COMMENT: letters from the Bishop Semeraro of Albano, Italy, and then from Bishop Sarlinga of Zárate-Campana in Argentina, have declared that the lay faithful who receive the sacraments from priests and bishops of the Society of St Pius X (SSPX) are automatically excommunicated, and would need to go through a process authorised by the bishop to be readmitted to communion with the Church (i.e., not simply confession). The Latin Mass Society holds no brief to defend the position of the SSPX, which is canonically irregular, but feels it necessary to point out that these letters are not just ill-considered but have potentially very serious pastoral consequences. They imply that anyone who has ever been to Mass said by a priest of the SSPX is not welcome in the churches of these dioceses. This conflicts not only with the ‘opening of hearts’ requested by Pope Benedict XVI as a prelude to a healing of these divisions ‘in the heart of the Church’, but equally with the emphasis on mercy of Pope Francis.
CANON LAW BRIEFING:
In light of canonical advice from our National Chaplain and Canonical Adviser, Mgr Gordon Read, the Latin Mass Society would like to clarify some canonical principles in relation to the recent statements of Bishop Semeraro of Albano, Italy, and Bishop Sarlinga of Zárate-Campana in Argentina, lest misunderstandings spread to dioceses around the world.
- Basing a canonical argument on the assumption that the Society of Pius X (SSPX) has no canonical status in the Church and that its priests are suspended following ordination without dimissorial letters, it does not follow that to seek the sacraments at their hands is an act of formal schism on the part of the lay faithful.
- Such a conclusion conflicts with the lifting of the excommunication of the bishops of the SSPX by Pope Benedict XVI in 2009: it would be incongruous for the legislator to lift the excommunication of the bishops while imposing or maintaining it on the lay faithful to whom they minister.
- It also conflicts with the provision in canon law for the effects of suspension or excommunication of a priest to be lifted when someone approaches the priest subject to the penalty in order to receive a sacrament (canon 141).
- Excommunication by adherence to a schism can only be incurred where there is both a schismatic intention and an external act (canon 1364).
- There can therefore be no question that those seeking the sacraments at the hands of priests of the SSPX without a schismatic intention incur excommunication.
- Were a member of the lay faithful to incur excommunication by a schismatic intention, this would be a matter of the private forum (the confessional), and not the public forum.
- Those under the age of sixteen cannot in any case incur a penalty (canon 1323.1); this would apply to those under this age who received baptism or confirmation.
- The attitude of the Holy See has always been that lay faithful who receive the sacraments from priests of the SSPX are not excommunicated.
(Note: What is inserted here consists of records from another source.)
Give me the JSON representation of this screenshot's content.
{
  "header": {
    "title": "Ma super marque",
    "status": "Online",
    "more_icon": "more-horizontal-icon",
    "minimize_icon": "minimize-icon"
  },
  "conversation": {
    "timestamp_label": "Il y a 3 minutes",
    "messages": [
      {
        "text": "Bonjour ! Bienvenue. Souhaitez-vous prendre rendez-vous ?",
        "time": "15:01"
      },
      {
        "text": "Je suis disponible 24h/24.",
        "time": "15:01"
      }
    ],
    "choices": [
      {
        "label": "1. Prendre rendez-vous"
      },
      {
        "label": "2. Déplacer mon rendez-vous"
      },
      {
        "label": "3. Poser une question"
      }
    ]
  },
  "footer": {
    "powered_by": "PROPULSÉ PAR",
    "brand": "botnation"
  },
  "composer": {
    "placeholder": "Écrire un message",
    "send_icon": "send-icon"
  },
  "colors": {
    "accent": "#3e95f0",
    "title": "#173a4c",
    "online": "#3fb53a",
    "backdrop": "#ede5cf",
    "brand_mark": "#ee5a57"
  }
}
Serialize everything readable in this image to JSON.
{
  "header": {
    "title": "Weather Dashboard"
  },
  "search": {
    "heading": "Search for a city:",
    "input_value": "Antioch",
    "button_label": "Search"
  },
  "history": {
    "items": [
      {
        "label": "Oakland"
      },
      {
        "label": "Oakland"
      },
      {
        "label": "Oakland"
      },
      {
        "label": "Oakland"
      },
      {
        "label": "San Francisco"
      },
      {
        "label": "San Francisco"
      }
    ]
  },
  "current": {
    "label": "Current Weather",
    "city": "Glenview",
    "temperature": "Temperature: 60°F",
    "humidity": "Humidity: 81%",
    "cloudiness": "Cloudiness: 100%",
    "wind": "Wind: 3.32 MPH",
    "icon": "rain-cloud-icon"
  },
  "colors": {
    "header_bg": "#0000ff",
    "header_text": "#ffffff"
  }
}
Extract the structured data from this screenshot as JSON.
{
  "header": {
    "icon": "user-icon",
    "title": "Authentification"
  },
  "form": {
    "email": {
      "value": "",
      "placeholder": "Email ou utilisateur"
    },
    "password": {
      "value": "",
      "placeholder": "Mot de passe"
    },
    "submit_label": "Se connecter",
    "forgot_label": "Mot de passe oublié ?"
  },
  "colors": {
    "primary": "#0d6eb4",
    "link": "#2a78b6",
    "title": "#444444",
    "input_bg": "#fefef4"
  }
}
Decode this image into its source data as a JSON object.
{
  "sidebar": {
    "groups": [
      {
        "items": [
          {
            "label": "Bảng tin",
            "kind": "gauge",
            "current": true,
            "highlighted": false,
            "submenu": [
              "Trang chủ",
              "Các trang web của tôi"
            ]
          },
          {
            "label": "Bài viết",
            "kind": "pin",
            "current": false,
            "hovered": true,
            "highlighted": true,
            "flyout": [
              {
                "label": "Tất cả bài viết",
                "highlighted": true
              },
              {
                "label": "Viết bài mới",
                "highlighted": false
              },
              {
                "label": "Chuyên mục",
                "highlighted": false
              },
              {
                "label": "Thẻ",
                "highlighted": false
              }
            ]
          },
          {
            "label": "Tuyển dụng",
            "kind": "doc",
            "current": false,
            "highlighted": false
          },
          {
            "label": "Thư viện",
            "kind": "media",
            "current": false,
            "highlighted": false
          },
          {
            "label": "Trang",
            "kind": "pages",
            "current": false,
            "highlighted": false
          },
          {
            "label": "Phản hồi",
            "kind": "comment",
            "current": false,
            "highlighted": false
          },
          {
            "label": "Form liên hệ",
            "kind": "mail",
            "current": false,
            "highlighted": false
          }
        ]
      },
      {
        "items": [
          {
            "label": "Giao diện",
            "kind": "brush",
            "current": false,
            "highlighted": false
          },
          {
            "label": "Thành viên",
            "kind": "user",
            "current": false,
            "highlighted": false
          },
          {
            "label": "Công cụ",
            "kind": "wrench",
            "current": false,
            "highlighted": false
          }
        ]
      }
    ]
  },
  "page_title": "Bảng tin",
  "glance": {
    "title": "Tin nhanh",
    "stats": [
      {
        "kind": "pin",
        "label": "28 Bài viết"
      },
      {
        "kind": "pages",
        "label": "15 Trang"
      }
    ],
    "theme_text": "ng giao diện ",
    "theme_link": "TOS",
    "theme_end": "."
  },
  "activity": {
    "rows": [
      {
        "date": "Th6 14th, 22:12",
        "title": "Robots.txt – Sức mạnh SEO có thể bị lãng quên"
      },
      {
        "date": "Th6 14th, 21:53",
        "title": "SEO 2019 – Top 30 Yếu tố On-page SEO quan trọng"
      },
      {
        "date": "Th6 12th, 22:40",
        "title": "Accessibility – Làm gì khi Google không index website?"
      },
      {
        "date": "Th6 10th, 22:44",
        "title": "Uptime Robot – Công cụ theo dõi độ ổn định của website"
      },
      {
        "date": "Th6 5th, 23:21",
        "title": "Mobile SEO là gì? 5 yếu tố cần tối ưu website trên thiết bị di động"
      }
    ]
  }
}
Examples are as follows.
In 1991 Bishop Joseph Ferrario of Honolulu declared six lay Catholics excommunicated on grounds of schism for having procured the services of an SSPX bishop to administer confirmation. These appealed to the Holy See which, through Cardinal Ratzinger as Prefect of the Congregation for the Doctrine of the Faith, declared the decree invalid because their action, though considered blameworthy, did not constitute schism.
On 5th September 2005, the Holy See, through the Pontifical Commission Ecclesia Dei, affirmed that ‘the faithful who attend the Masses of the aforesaid Fraternity are not excommunicates, and the priests who celebrate them are not, either—the latter are, in fact, suspended.’ (Protocol n.55/2005, signed by the then Secretary of the PCED, Mgr Camille Perl)
Related: Another Bishop “excommunicates” faithful who go to SSPX Masses – now in Argentina!